I’m thrilled to announce that the Story Shack has picked up my flash fiction piece, “If I Know a Song of Africa”. I’ll be posting the link once it goes live, June 17th. Additionally, I’ll be working with an illustrator to create accompanying artwork, which is quite exciting in my opinion. Waking up to such news was enough to make me hallucinate consider for a moment that I didn’t need my morning java. Sadly, even the best surprises can’t replace liquid life. But they sure as hell offer a euphoric kick!

Onward!

 

Sometimes, it’s OK to be a follower.

Tonight I find myself sipping a Long Island iced tea instead of my usual hot beverage, in hopes that a loose mind might meet loose fingers. And let’s face it, despite the love and devotion one might hold for caffeine, every now and then we need a different type of buzz.

The past few evenings I’ve found myself engaging in something that my favorite Prof. calls, “Playing the keys.” Now I’ve heard of this technique before—usually termed something like ‘Free Writing’, but there’s just something about his verbiage that makes it so much more appealing. For those not in the know, this procedure involves writing for a set period of time with zero regards to spelling, grammar, and subject matter. In essence, you’re writing absolute nonsense. The general goal is to clear the mind, get past perfectionist tendencies, and hopefully find some thread of thought that can develop into more. It’s something people like me need use to get out of their own heads. My first reaction to the concept was very open-minded and full of writer-ly enthusiasm. OR, it might have ended in a sniff as I reached for my Thesaurus.

But sometimes, even synonyms get tossed in disgust. So I surrendered and gave it a try after reading yet another lovely experience had by people who know more than I do. And I have to tell you, it’s fun. Of course, it’s also weird and nonsensical, and full of grating errors, but it’s a reflection of your brain, and the way thoughts develop; no longer floating around in the think-tank but in visual, tactile form.

Added bonus: You discover new things about yourself. For example, apparently I prefer an oblivious death, such as the sun engulfing the earth. A bit macabre perhaps, but true.
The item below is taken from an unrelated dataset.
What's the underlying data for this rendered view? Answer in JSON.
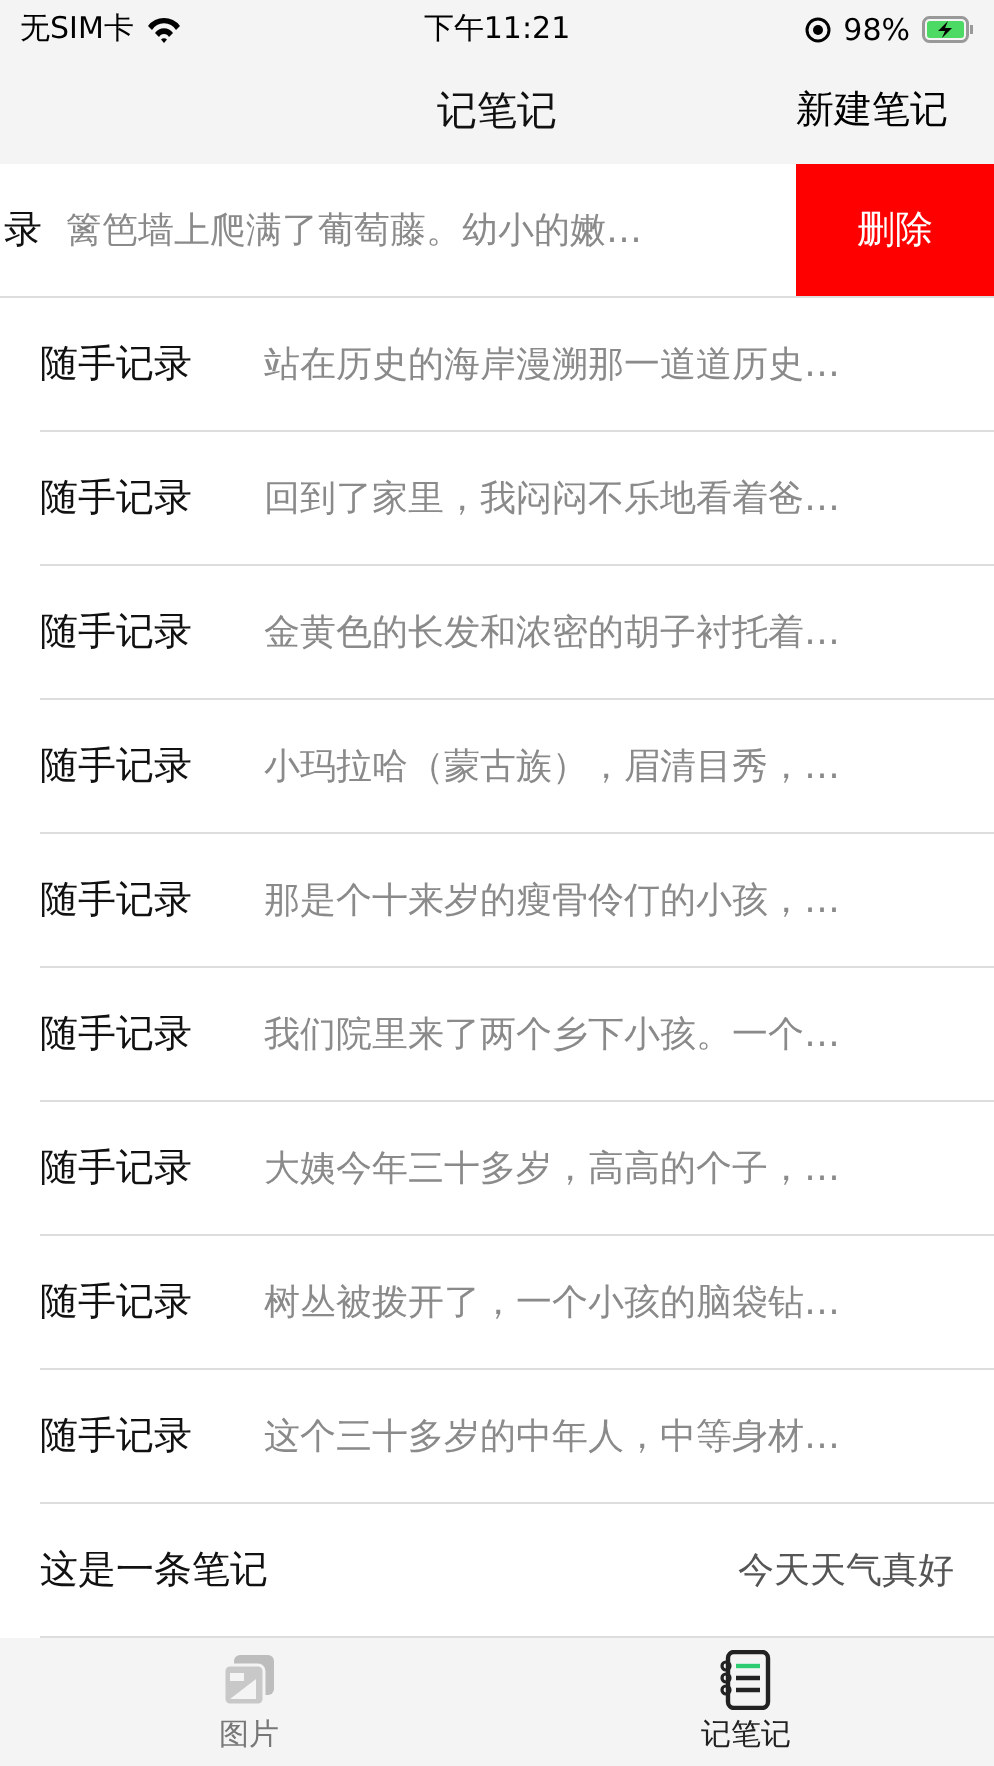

I was also surprised at some of the lyricism found in my thoughts; some of which were quite pretty (I swear I’m not a pompous person). Here are just a few—and do remember it’s not meant to make sense:

“The ice cold lakes below beckon with temptation and call for a life that is not my own. I dream of you, of pain and sorrow, reactions and moves that are not reality, but a message to myself that I must let you go.”

“A strange taste of copper has overtaken my tongue and my eyes long for the rosy blush that slides over bright metals in fake visions.”

“There is music in the whispers of your lips and songs hovering in the strands of your hair as you giggle and paint your love gold. “

I can’t honestly say that anything has inspired me in one direction or another, but I do feel more creative. And yes, we get touchy-feely here. So as someone who has jumped on the bandwagon, allow me to add my voice to the masses. Let go, play the keys, and dance with your words. You’ll feel better. I promise.

Waiting…

Waiting has never my strong suit, but apparently that’s the name of the game. You pour your heart and soul into every piece you write, you send it out into the literary world, and then…you wait. I have several short stories out for submission, which sadly means I can’t post them here. But in the meantime, I continue to write and caffeinate. This combination is really the only thing that keeps my mind off the question of whether I’ll be adding a lovely little ‘A’, or a glaring red ‘R’ to my submission log. In this constant nervous state, I’ve produced two new flash fiction pieces – “If I Know a Song of Africa” and “Living Imagination”. I’m rather attached to the first, because its in reference to one of my favorite Karen Blixen quotes from Out of Africa (the book, not the film). It’s a marvelous little read, and I always snag another copy to share whenever one crosses my path. If you happen to discover this little gem in your own journey, I strongly suggest you give it a go!